━━━ DATA SUPPLIED ━━━
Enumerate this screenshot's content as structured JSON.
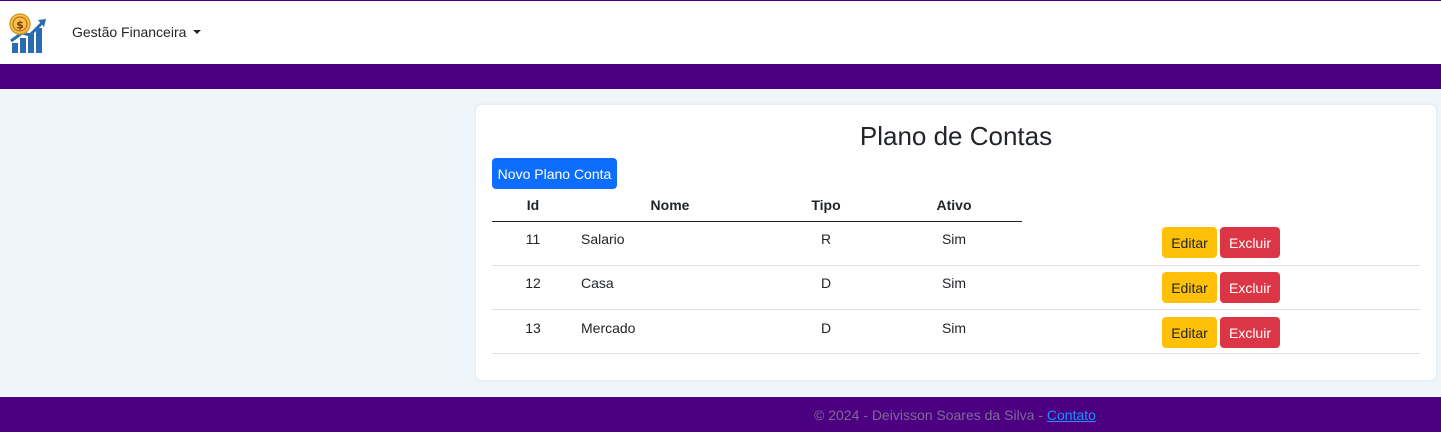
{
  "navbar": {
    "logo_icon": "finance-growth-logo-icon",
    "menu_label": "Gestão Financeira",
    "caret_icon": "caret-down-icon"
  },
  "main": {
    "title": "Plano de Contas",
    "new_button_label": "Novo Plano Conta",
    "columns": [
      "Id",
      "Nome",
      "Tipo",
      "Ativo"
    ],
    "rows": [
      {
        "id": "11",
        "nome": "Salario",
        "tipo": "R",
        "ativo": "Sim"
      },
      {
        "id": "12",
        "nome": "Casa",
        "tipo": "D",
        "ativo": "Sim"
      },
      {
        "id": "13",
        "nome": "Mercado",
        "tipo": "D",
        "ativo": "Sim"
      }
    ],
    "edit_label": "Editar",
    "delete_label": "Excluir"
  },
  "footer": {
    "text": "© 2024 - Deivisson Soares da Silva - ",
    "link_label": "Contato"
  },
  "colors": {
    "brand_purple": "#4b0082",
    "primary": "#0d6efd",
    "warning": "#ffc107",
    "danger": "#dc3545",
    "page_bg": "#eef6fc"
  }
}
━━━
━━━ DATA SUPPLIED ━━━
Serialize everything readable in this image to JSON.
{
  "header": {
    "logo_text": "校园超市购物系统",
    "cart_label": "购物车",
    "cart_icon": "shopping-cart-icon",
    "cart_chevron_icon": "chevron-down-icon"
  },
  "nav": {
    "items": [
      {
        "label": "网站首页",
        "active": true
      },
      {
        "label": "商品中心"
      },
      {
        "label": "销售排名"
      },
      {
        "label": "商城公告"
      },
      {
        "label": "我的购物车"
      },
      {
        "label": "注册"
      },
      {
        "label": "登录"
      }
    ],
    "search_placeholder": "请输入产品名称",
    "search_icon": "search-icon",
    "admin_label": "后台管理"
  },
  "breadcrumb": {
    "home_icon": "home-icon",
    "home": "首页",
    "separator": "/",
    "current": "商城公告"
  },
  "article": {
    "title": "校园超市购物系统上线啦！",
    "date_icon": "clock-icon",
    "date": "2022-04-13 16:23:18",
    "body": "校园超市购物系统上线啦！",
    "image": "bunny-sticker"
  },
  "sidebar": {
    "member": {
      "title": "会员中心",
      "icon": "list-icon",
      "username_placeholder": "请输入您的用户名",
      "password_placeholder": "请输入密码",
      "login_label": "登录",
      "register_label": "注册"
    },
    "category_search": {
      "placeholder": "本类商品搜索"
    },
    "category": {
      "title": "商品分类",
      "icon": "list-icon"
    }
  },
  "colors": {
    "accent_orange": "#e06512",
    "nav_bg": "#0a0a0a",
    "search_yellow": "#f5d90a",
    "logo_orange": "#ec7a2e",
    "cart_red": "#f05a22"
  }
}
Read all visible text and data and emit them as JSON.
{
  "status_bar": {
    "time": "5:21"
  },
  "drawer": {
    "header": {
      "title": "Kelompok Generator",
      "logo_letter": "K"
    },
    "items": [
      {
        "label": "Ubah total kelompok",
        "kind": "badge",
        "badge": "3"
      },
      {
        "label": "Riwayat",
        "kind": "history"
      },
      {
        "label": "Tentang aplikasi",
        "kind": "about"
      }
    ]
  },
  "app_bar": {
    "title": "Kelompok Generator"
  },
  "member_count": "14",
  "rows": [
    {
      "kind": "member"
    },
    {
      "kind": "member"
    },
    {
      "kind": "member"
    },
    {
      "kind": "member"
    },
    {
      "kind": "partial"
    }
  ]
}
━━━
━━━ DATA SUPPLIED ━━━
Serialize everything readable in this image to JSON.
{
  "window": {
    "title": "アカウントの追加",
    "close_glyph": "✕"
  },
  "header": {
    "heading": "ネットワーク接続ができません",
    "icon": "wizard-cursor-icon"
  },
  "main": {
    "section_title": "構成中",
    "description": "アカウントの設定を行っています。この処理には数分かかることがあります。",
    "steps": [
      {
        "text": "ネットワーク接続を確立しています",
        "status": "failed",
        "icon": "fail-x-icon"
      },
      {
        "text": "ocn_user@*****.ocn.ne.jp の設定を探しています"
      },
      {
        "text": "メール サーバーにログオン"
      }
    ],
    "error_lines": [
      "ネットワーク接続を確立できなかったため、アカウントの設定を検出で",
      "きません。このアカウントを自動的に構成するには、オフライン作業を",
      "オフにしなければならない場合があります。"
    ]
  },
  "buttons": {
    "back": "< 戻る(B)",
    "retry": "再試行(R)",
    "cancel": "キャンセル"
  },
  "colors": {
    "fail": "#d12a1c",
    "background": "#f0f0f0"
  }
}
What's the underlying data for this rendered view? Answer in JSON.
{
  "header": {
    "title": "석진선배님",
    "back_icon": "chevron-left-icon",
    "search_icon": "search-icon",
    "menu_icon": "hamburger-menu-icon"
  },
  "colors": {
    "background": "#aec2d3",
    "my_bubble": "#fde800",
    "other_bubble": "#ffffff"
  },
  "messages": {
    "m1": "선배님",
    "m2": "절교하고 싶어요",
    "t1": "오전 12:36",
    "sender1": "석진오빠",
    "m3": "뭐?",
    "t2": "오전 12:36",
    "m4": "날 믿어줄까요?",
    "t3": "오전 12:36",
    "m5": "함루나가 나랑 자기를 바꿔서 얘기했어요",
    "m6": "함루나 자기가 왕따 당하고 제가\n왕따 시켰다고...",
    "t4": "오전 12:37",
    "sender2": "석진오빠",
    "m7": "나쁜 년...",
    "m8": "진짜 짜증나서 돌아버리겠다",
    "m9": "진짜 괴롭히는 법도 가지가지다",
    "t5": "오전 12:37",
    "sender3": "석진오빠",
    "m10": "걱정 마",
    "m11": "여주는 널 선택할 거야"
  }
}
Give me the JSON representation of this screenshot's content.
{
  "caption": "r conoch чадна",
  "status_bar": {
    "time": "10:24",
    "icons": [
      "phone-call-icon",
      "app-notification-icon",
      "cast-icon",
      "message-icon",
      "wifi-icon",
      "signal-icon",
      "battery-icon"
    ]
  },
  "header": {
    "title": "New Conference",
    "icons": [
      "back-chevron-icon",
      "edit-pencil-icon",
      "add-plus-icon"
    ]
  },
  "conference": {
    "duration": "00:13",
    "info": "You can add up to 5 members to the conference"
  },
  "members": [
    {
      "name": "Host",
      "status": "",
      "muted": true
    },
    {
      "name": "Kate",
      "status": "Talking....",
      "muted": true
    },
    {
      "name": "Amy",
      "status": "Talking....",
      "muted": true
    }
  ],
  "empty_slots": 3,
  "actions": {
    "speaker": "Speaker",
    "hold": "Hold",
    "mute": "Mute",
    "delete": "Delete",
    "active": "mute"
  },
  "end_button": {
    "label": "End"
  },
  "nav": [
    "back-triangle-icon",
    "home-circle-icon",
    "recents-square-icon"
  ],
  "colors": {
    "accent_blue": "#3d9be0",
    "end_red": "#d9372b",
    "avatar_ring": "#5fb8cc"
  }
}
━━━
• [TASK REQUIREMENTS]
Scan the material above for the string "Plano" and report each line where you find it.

• [ANSWER TO THIS TASK]
    "title": "Plano de Contas",
    "new_button_label": "Novo Plano Conta",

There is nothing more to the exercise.